§ **Activity**: Where a line holds the word "title", copy that line from the data below.

§ **Material supplied**:
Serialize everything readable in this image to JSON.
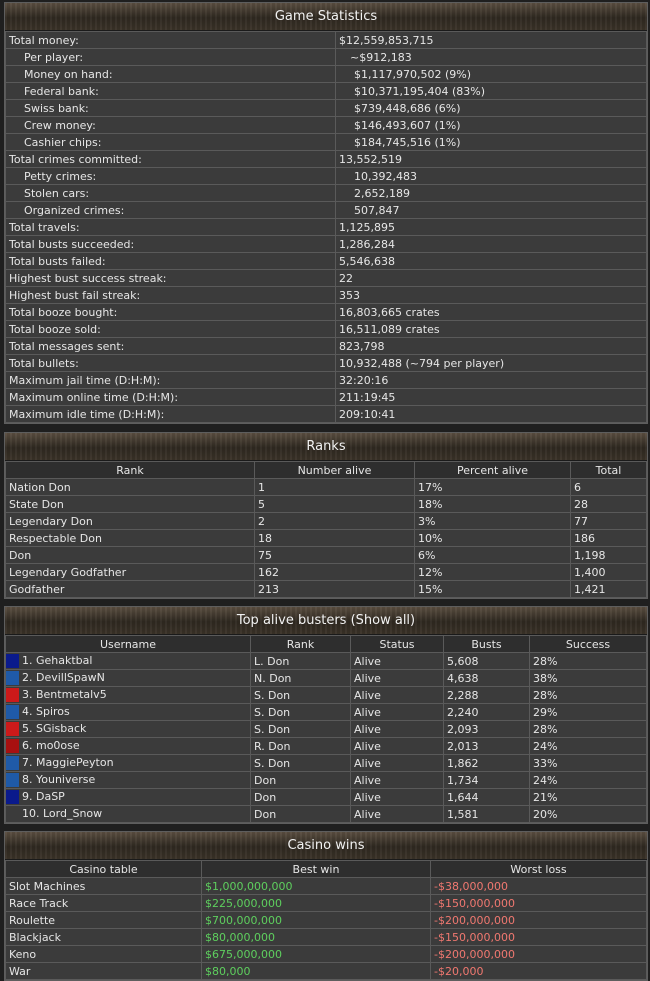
{
  "stats": {
    "title": "Game Statistics",
    "rows": [
      {
        "label": "Total money:",
        "value": "$12,559,853,715",
        "indent": 0
      },
      {
        "label": "Per player:",
        "value": "~$912,183",
        "indent": 1
      },
      {
        "label": "Money on hand:",
        "value": "$1,117,970,502 (9%)",
        "indent": 1
      },
      {
        "label": "Federal bank:",
        "value": "$10,371,195,404 (83%)",
        "indent": 1
      },
      {
        "label": "Swiss bank:",
        "value": "$739,448,686 (6%)",
        "indent": 1
      },
      {
        "label": "Crew money:",
        "value": "$146,493,607 (1%)",
        "indent": 1
      },
      {
        "label": "Cashier chips:",
        "value": "$184,745,516 (1%)",
        "indent": 1
      },
      {
        "label": "Total crimes committed:",
        "value": "13,552,519",
        "indent": 0
      },
      {
        "label": "Petty crimes:",
        "value": "10,392,483",
        "indent": 1
      },
      {
        "label": "Stolen cars:",
        "value": "2,652,189",
        "indent": 1
      },
      {
        "label": "Organized crimes:",
        "value": "507,847",
        "indent": 1
      },
      {
        "label": "Total travels:",
        "value": "1,125,895",
        "indent": 0
      },
      {
        "label": "Total busts succeeded:",
        "value": "1,286,284",
        "indent": 0
      },
      {
        "label": "Total busts failed:",
        "value": "5,546,638",
        "indent": 0
      },
      {
        "label": "Highest bust success streak:",
        "value": "22",
        "indent": 0
      },
      {
        "label": "Highest bust fail streak:",
        "value": "353",
        "indent": 0
      },
      {
        "label": "Total booze bought:",
        "value": "16,803,665 crates",
        "indent": 0
      },
      {
        "label": "Total booze sold:",
        "value": "16,511,089 crates",
        "indent": 0
      },
      {
        "label": "Total messages sent:",
        "value": "823,798",
        "indent": 0
      },
      {
        "label": "Total bullets:",
        "value": "10,932,488 (~794 per player)",
        "indent": 0
      },
      {
        "label": "Maximum jail time (D:H:M):",
        "value": "32:20:16",
        "indent": 0
      },
      {
        "label": "Maximum online time (D:H:M):",
        "value": "211:19:45",
        "indent": 0
      },
      {
        "label": "Maximum idle time (D:H:M):",
        "value": "209:10:41",
        "indent": 0
      }
    ]
  },
  "ranks": {
    "title": "Ranks",
    "headers": [
      "Rank",
      "Number alive",
      "Percent alive",
      "Total"
    ],
    "rows": [
      [
        "Nation Don",
        "1",
        "17%",
        "6"
      ],
      [
        "State Don",
        "5",
        "18%",
        "28"
      ],
      [
        "Legendary Don",
        "2",
        "3%",
        "77"
      ],
      [
        "Respectable Don",
        "18",
        "10%",
        "186"
      ],
      [
        "Don",
        "75",
        "6%",
        "1,198"
      ],
      [
        "Legendary Godfather",
        "162",
        "12%",
        "1,400"
      ],
      [
        "Godfather",
        "213",
        "15%",
        "1,421"
      ]
    ]
  },
  "busters": {
    "title": "Top alive busters (Show all)",
    "headers": [
      "Username",
      "Rank",
      "Status",
      "Busts",
      "Success"
    ],
    "rows": [
      {
        "color": "#0a1a8c",
        "name": "1. Gehaktbal",
        "rank": "L. Don",
        "status": "Alive",
        "busts": "5,608",
        "success": "28%"
      },
      {
        "color": "#1f5aa8",
        "name": "2. DevillSpawN",
        "rank": "N. Don",
        "status": "Alive",
        "busts": "4,638",
        "success": "38%"
      },
      {
        "color": "#cc1a1a",
        "name": "3. Bentmetalv5",
        "rank": "S. Don",
        "status": "Alive",
        "busts": "2,288",
        "success": "28%"
      },
      {
        "color": "#1f5aa8",
        "name": "4. Spiros",
        "rank": "S. Don",
        "status": "Alive",
        "busts": "2,240",
        "success": "29%"
      },
      {
        "color": "#cc1a1a",
        "name": "5. SGisback",
        "rank": "S. Don",
        "status": "Alive",
        "busts": "2,093",
        "success": "28%"
      },
      {
        "color": "#a81010",
        "name": "6. mo0ose",
        "rank": "R. Don",
        "status": "Alive",
        "busts": "2,013",
        "success": "24%"
      },
      {
        "color": "#1f5aa8",
        "name": "7. MaggiePeyton",
        "rank": "S. Don",
        "status": "Alive",
        "busts": "1,862",
        "success": "33%"
      },
      {
        "color": "#1f5aa8",
        "name": "8. Youniverse",
        "rank": "Don",
        "status": "Alive",
        "busts": "1,734",
        "success": "24%"
      },
      {
        "color": "#0a1a8c",
        "name": "9. DaSP",
        "rank": "Don",
        "status": "Alive",
        "busts": "1,644",
        "success": "21%"
      },
      {
        "color": "",
        "name": "10. Lord_Snow",
        "rank": "Don",
        "status": "Alive",
        "busts": "1,581",
        "success": "20%"
      }
    ]
  },
  "casino": {
    "title": "Casino wins",
    "headers": [
      "Casino table",
      "Best win",
      "Worst loss"
    ],
    "rows": [
      [
        "Slot Machines",
        "$1,000,000,000",
        "-$38,000,000"
      ],
      [
        "Race Track",
        "$225,000,000",
        "-$150,000,000"
      ],
      [
        "Roulette",
        "$700,000,000",
        "-$200,000,000"
      ],
      [
        "Blackjack",
        "$80,000,000",
        "-$150,000,000"
      ],
      [
        "Keno",
        "$675,000,000",
        "-$200,000,000"
      ],
      [
        "War",
        "$80,000",
        "-$20,000"
      ]
    ]
  }
}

§ **Reply to the exercise**:
    "title": "Game Statistics",
    "title": "Ranks",
    "title": "Top alive busters (Show all)",
    "title": "Casino wins",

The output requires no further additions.